__PROVIDED RECORDS__
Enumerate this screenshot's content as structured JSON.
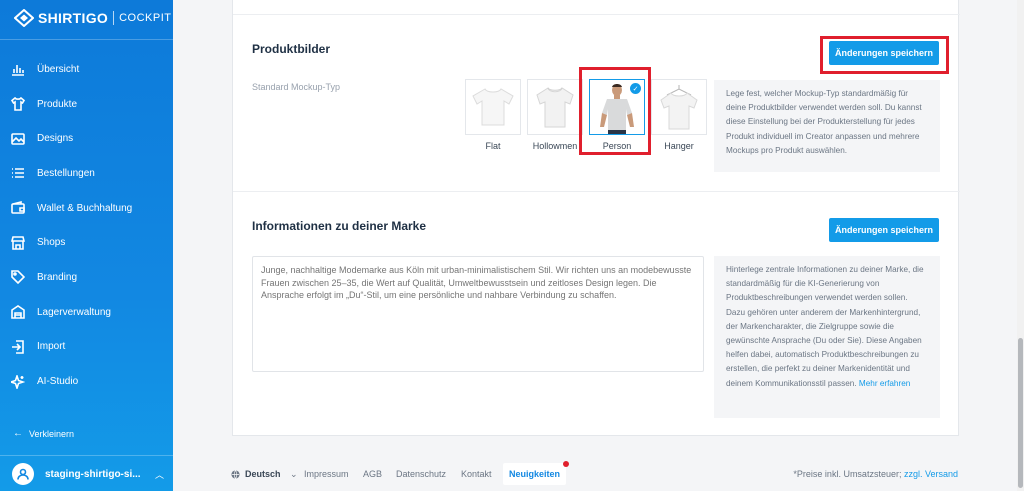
{
  "brand": {
    "name": "SHIRTIGO",
    "sub": "COCKPIT"
  },
  "sidebar": {
    "items": [
      {
        "label": "Übersicht",
        "icon": "chart-bars-icon"
      },
      {
        "label": "Produkte",
        "icon": "tshirt-icon"
      },
      {
        "label": "Designs",
        "icon": "image-icon"
      },
      {
        "label": "Bestellungen",
        "icon": "list-icon"
      },
      {
        "label": "Wallet & Buchhaltung",
        "icon": "wallet-icon"
      },
      {
        "label": "Shops",
        "icon": "shop-icon"
      },
      {
        "label": "Branding",
        "icon": "tag-icon"
      },
      {
        "label": "Lagerverwaltung",
        "icon": "warehouse-icon"
      },
      {
        "label": "Import",
        "icon": "import-icon"
      },
      {
        "label": "AI-Studio",
        "icon": "sparkle-icon"
      }
    ],
    "collapse_label": "Verkleinern",
    "account_name": "staging-shirtigo-si..."
  },
  "product_images": {
    "title": "Produktbilder",
    "save_label": "Änderungen speichern",
    "mockup_type_label": "Standard Mockup-Typ",
    "mockups": [
      {
        "label": "Flat"
      },
      {
        "label": "Hollowmen"
      },
      {
        "label": "Person",
        "selected": true
      },
      {
        "label": "Hanger"
      }
    ],
    "help": "Lege fest, welcher Mockup-Typ standardmäßig für deine Produktbilder verwendet werden soll. Du kannst diese Einstellung bei der Produkterstellung für jedes Produkt individuell im Creator anpassen und mehrere Mockups pro Produkt auswählen."
  },
  "brand_info": {
    "title": "Informationen zu deiner Marke",
    "save_label": "Änderungen speichern",
    "placeholder": "Junge, nachhaltige Modemarke aus Köln mit urban-minimalistischem Stil. Wir richten uns an modebewusste Frauen zwischen 25–35, die Wert auf Qualität, Umweltbewusstsein und zeitloses Design legen. Die Ansprache erfolgt im „Du“-Stil, um eine persönliche und nahbare Verbindung zu schaffen.",
    "help": "Hinterlege zentrale Informationen zu deiner Marke, die standardmäßig für die KI-Generierung von Produktbeschreibungen verwendet werden sollen. Dazu gehören unter anderem der Markenhintergrund, der Markencharakter, die Zielgruppe sowie die gewünschte Ansprache (Du oder Sie). Diese Angaben helfen dabei, automatisch Produktbeschreibungen zu erstellen, die perfekt zu deiner Markenidentität und deinem Kommunikationsstil passen.",
    "help_link": "Mehr erfahren"
  },
  "footer": {
    "language": "Deutsch",
    "links": [
      "Impressum",
      "AGB",
      "Datenschutz",
      "Kontakt"
    ],
    "news": "Neuigkeiten",
    "note": "*Preise inkl. Umsatzsteuer; ",
    "note_link": "zzgl. Versand"
  },
  "colors": {
    "accent": "#139be8",
    "sidebar": "#1288e2",
    "highlight": "#e01f2d"
  }
}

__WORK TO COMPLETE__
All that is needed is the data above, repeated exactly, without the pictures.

__EXERCISE RESULT__
Enumerate this screenshot's content as structured JSON.
{
  "brand": {
    "name": "SHIRTIGO",
    "sub": "COCKPIT"
  },
  "sidebar": {
    "items": [
      {
        "label": "Übersicht",
        "icon": "chart-bars-icon"
      },
      {
        "label": "Produkte",
        "icon": "tshirt-icon"
      },
      {
        "label": "Designs",
        "icon": "image-icon"
      },
      {
        "label": "Bestellungen",
        "icon": "list-icon"
      },
      {
        "label": "Wallet & Buchhaltung",
        "icon": "wallet-icon"
      },
      {
        "label": "Shops",
        "icon": "shop-icon"
      },
      {
        "label": "Branding",
        "icon": "tag-icon"
      },
      {
        "label": "Lagerverwaltung",
        "icon": "warehouse-icon"
      },
      {
        "label": "Import",
        "icon": "import-icon"
      },
      {
        "label": "AI-Studio",
        "icon": "sparkle-icon"
      }
    ],
    "collapse_label": "Verkleinern",
    "account_name": "staging-shirtigo-si..."
  },
  "product_images": {
    "title": "Produktbilder",
    "save_label": "Änderungen speichern",
    "mockup_type_label": "Standard Mockup-Typ",
    "mockups": [
      {
        "label": "Flat"
      },
      {
        "label": "Hollowmen"
      },
      {
        "label": "Person",
        "selected": true
      },
      {
        "label": "Hanger"
      }
    ],
    "help": "Lege fest, welcher Mockup-Typ standardmäßig für deine Produktbilder verwendet werden soll. Du kannst diese Einstellung bei der Produkterstellung für jedes Produkt individuell im Creator anpassen und mehrere Mockups pro Produkt auswählen."
  },
  "brand_info": {
    "title": "Informationen zu deiner Marke",
    "save_label": "Änderungen speichern",
    "placeholder": "Junge, nachhaltige Modemarke aus Köln mit urban-minimalistischem Stil. Wir richten uns an modebewusste Frauen zwischen 25–35, die Wert auf Qualität, Umweltbewusstsein und zeitloses Design legen. Die Ansprache erfolgt im „Du“-Stil, um eine persönliche und nahbare Verbindung zu schaffen.",
    "help": "Hinterlege zentrale Informationen zu deiner Marke, die standardmäßig für die KI-Generierung von Produktbeschreibungen verwendet werden sollen. Dazu gehören unter anderem der Markenhintergrund, der Markencharakter, die Zielgruppe sowie die gewünschte Ansprache (Du oder Sie). Diese Angaben helfen dabei, automatisch Produktbeschreibungen zu erstellen, die perfekt zu deiner Markenidentität und deinem Kommunikationsstil passen.",
    "help_link": "Mehr erfahren"
  },
  "footer": {
    "language": "Deutsch",
    "links": [
      "Impressum",
      "AGB",
      "Datenschutz",
      "Kontakt"
    ],
    "news": "Neuigkeiten",
    "note": "*Preise inkl. Umsatzsteuer; ",
    "note_link": "zzgl. Versand"
  },
  "colors": {
    "accent": "#139be8",
    "sidebar": "#1288e2",
    "highlight": "#e01f2d"
  }
}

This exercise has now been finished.